Casablanca is located in the central western part of Morocco, in front of the Atlantic Ocean. Considered the largest city in the Maghreb, the city is also one of the largest and most important metropolises in Africa, in terms of finances and demography. The city is the country's main port and one of Africa's most important economic centers. It has around 4 million inhabitants and is considered the financial and commercial district, while the capital is Rabat.
The origins of the city
Casablanca's first name was Anfa, in Berber dialect in the 7th century BC. Later, when Portugal conquered Anfa in the 15th century, it rebuilt it, changing its title to Casa Branca. It comes from the Portuguese meaning "White House". Its current Spanish name appeared when the Portuguese Empire was incorporated into the Spanish Empire. In the middle of the French colonial period in the country, the term became Casablanca. It is still called Casa by many locals and foreigners.

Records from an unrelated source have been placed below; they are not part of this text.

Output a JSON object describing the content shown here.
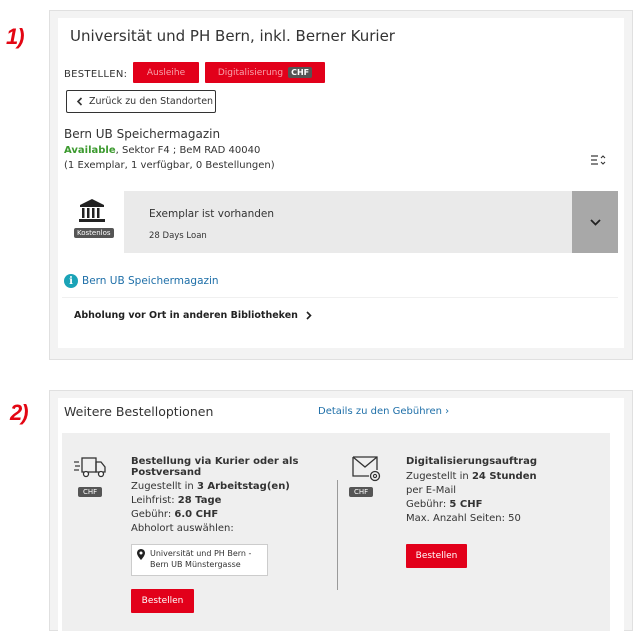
{
  "annotations": {
    "first": "1)",
    "second": "2)"
  },
  "library": {
    "title": "Universität und PH Bern, inkl. Berner Kurier",
    "order_label": "BESTELLEN:",
    "order_buttons": {
      "loan": "Ausleihe",
      "digitization": "Digitalisierung",
      "digitization_badge": "CHF"
    },
    "back_label": "Zurück zu den Standorten"
  },
  "location": {
    "name": "Bern UB Speichermagazin",
    "status": "Available",
    "shelf": ", Sektor F4 ; BeM RAD 40040",
    "copies": "(1 Exemplar, 1 verfügbar, 0 Bestellungen)"
  },
  "copy": {
    "badge": "Kostenlos",
    "status": "Exemplar ist vorhanden",
    "loan": "28 Days Loan"
  },
  "info_link": "Bern UB Speichermagazin",
  "pickup_other": "Abholung vor Ort in anderen Bibliotheken",
  "more_options": {
    "title": "Weitere Bestelloptionen",
    "fees_link": "Details zu den Gebühren",
    "courier": {
      "badge": "CHF",
      "title": "Bestellung via Kurier oder als Postversand",
      "delivered_prefix": "Zugestellt in ",
      "delivered_value": "3 Arbeitstag(en)",
      "loan_prefix": "Leihfrist: ",
      "loan_value": "28 Tage",
      "fee_prefix": "Gebühr: ",
      "fee_value": "6.0  CHF",
      "pickup_prompt": "Abholort auswählen:",
      "pickup_value": "Universität und PH Bern - Bern UB Münstergasse",
      "order_button": "Bestellen"
    },
    "digitization": {
      "badge": "CHF",
      "title": "Digitalisierungsauftrag",
      "delivered_prefix": "Zugestellt in ",
      "delivered_value": "24 Stunden",
      "via": "per E-Mail",
      "fee_prefix": "Gebühr: ",
      "fee_value": "5  CHF",
      "max_pages": "Max. Anzahl Seiten: 50",
      "order_button": "Bestellen"
    }
  },
  "colors": {
    "accent_red": "#e2001a",
    "available_green": "#3c9a2f",
    "link_blue": "#1e6fa8"
  }
}
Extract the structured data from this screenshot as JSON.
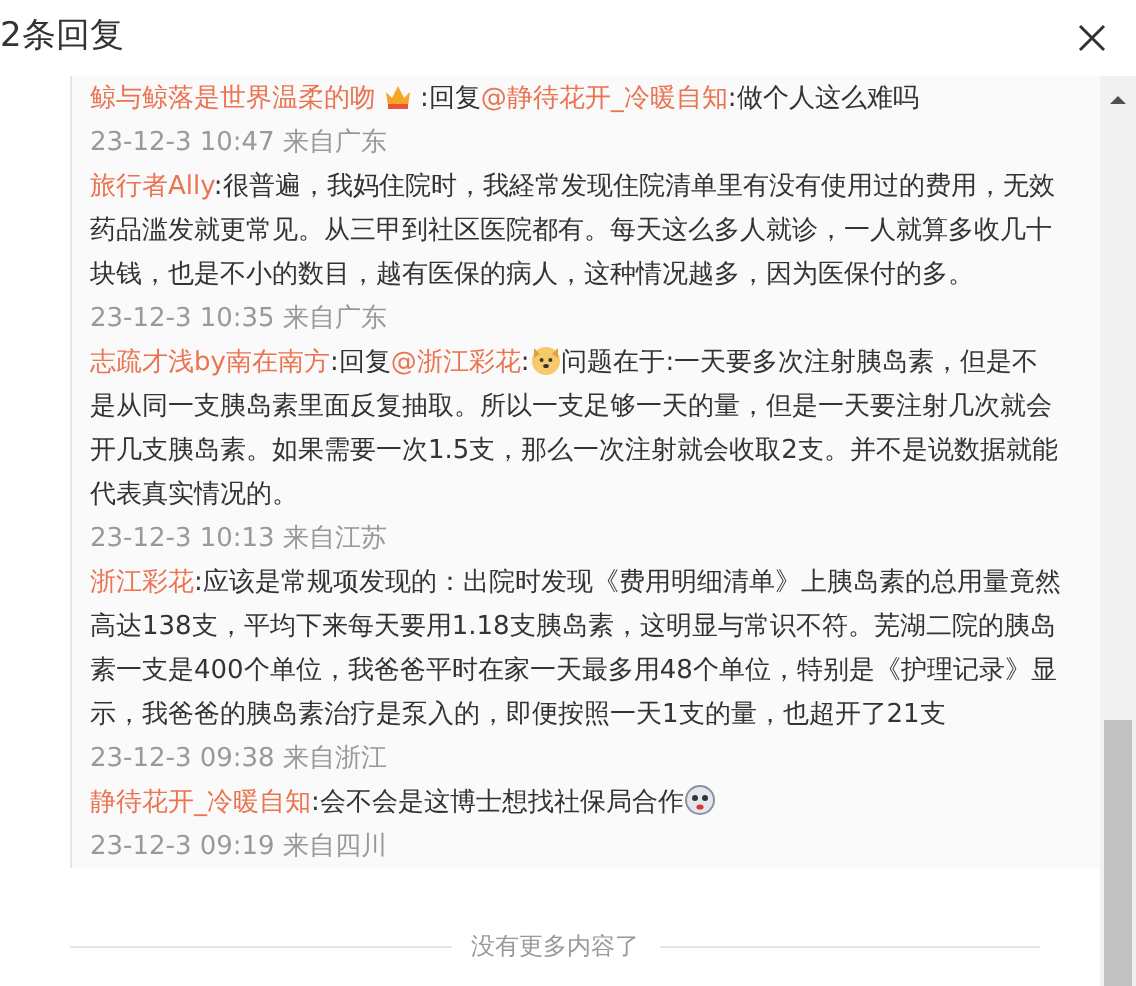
{
  "title": "2条回复",
  "comments": [
    {
      "segments": [
        {
          "kind": "name",
          "text": "鲸与鲸落是世界温柔的吻"
        },
        {
          "kind": "crown"
        },
        {
          "kind": "text",
          "text": ":回复"
        },
        {
          "kind": "name",
          "text": "@静待花开_冷暖自知"
        },
        {
          "kind": "text",
          "text": ":做个人这么难吗"
        }
      ],
      "meta": "23-12-3 10:47 来自广东"
    },
    {
      "segments": [
        {
          "kind": "name",
          "text": "旅行者Ally"
        },
        {
          "kind": "text",
          "text": ":很普遍，我妈住院时，我経常发现住院清单里有没有使用过的费用，无效药品滥发就更常见。从三甲到社区医院都有。每天这么多人就诊，一人就算多收几十块钱，也是不小的数目，越有医保的病人，这种情况越多，因为医保付的多。"
        }
      ],
      "meta": "23-12-3 10:35 来自广东"
    },
    {
      "segments": [
        {
          "kind": "name",
          "text": "志疏才浅by南在南方"
        },
        {
          "kind": "text",
          "text": ":回复"
        },
        {
          "kind": "name",
          "text": "@浙江彩花"
        },
        {
          "kind": "text",
          "text": ":"
        },
        {
          "kind": "dog"
        },
        {
          "kind": "text",
          "text": "问题在于:一天要多次注射胰岛素，但是不是从同一支胰岛素里面反复抽取。所以一支足够一天的量，但是一天要注射几次就会开几支胰岛素。如果需要一次1.5支，那么一次注射就会收取2支。并不是说数据就能代表真实情况的。"
        }
      ],
      "meta": "23-12-3 10:13 来自江苏"
    },
    {
      "segments": [
        {
          "kind": "name",
          "text": "浙江彩花"
        },
        {
          "kind": "text",
          "text": ":应该是常规项发现的：出院时发现《费用明细清单》上胰岛素的总用量竟然高达138支，平均下来每天要用1.18支胰岛素，这明显与常识不符。芜湖二院的胰岛素一支是400个单位，我爸爸平时在家一天最多用48个单位，特别是《护理记录》显示，我爸爸的胰岛素治疗是泵入的，即便按照一天1支的量，也超开了21支"
        }
      ],
      "meta": "23-12-3 09:38 来自浙江"
    },
    {
      "segments": [
        {
          "kind": "name",
          "text": "静待花开_冷暖自知"
        },
        {
          "kind": "text",
          "text": ":会不会是这博士想找社保局合作"
        },
        {
          "kind": "face"
        }
      ],
      "meta": "23-12-3 09:19 来自四川"
    }
  ],
  "footer": "没有更多内容了"
}
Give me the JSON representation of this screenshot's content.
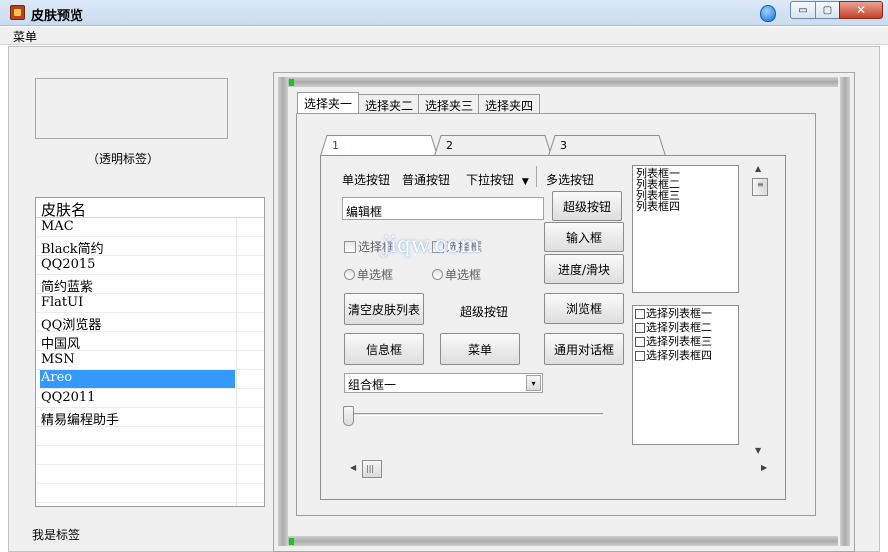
{
  "window": {
    "title": "皮肤预览",
    "menu": "菜单",
    "close_glyph": "✕",
    "min_glyph": "▭",
    "max_glyph": "▢"
  },
  "left": {
    "transparent_label": "（透明标签）",
    "list_header": "皮肤名",
    "skins": [
      "MAC",
      "Black简约",
      "QQ2015",
      "简约蓝紫",
      "FlatUI",
      "QQ浏览器",
      "中国风",
      "MSN",
      "Areo",
      "QQ2011",
      "精易编程助手"
    ],
    "selected_skin": "Areo",
    "bottom_label": "我是标签"
  },
  "outer_tabs": [
    "选择夹一",
    "选择夹二",
    "选择夹三",
    "选择夹四"
  ],
  "inner_tabs": [
    "1",
    "2",
    "3"
  ],
  "controls": {
    "radio_button_label": "单选按钮",
    "normal_button_label": "普通按钮",
    "dropdown_button_label": "下拉按钮",
    "dropdown_arrow": "▼",
    "multi_select_label": "多选按钮",
    "edit_box_value": "编辑框",
    "super_button_1": "超级按钮",
    "input_box": "输入框",
    "checkbox_1": "选择框",
    "checkbox_2": "选择框",
    "radio_1": "单选框",
    "radio_2": "单选框",
    "progress_slider": "进度/滑块",
    "clear_skin_list": "清空皮肤列表",
    "super_button_2": "超级按钮",
    "browse_box": "浏览框",
    "info_box": "信息框",
    "menu_button": "菜单",
    "common_dialog": "通用对话框",
    "combo_value": "组合框一",
    "combo_arrow": "▾"
  },
  "list_box_items": [
    "列表框一",
    "列表框二",
    "列表框三",
    "列表框四"
  ],
  "check_list_items": [
    "选择列表框一",
    "选择列表框二",
    "选择列表框三",
    "选择列表框四"
  ],
  "scroll": {
    "up": "▲",
    "down": "▼",
    "left": "◀",
    "right": "▶",
    "grip_v": "≡",
    "grip_h": "|||"
  },
  "watermark": "jiqw.com"
}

A tour of the Corniche
Boulevard de la Corniche runs along Casablanca's waterfront for several kilometers, with a promenade lined with palm trees which has experienced a major revival since the 2000s. On one side, there are sandy beaches, mostly with private beach clubs, which slope gently towards the water. On the other, there are hotels, restaurants, fast food chains, bars, exclusive nightclubs, hookah bars etc. Coming to the Corniche at the end of the afternoon to stroll along the Atlantic and watch the sunset from the terrace of a cafe is just a wonder.
Architecture, art and decoration
Casablanca experienced unprecedented growth during the time of the French protectorate. The economic development implemented by General Lyautey (1854-1934), as a kind of insurance against insurrection, is represented by large boulevards and a style of architecture that mixes the curved lines of the decoration with the characteristics traditional Moroccan zellige, interior courtyards and design adapted to the climate. Many of the best works of Moorish architecture in Casablanca can be found in the streets bounded by Mohammed V and Lalla Yacout Avenue to the north and south, and Ibn Batouta Street to the east.
Hassan II mosque
On a promontory above the ocean is Africa's largest mosque and the world's third largest mosque. The Hassan II Mosque was inaugurated in 1993 after less than eight years of construction. It can accommodate 105,000 faithful, including 25,000 indoors and 80,000 in the field. One of the many astonishing feats is the minaret, the second tallest in the world, with its 210 meters and its laser beam pointed at Mecca. If the dimensions of the Hassan II mosque are impressive, its marble columns, its horseshoe arches, its chandeliers, its woodcarvings and its zellig moldings, all produced by 6,000 master craftsmen from all over Morocco, testify to 'exquisite craftsmanship.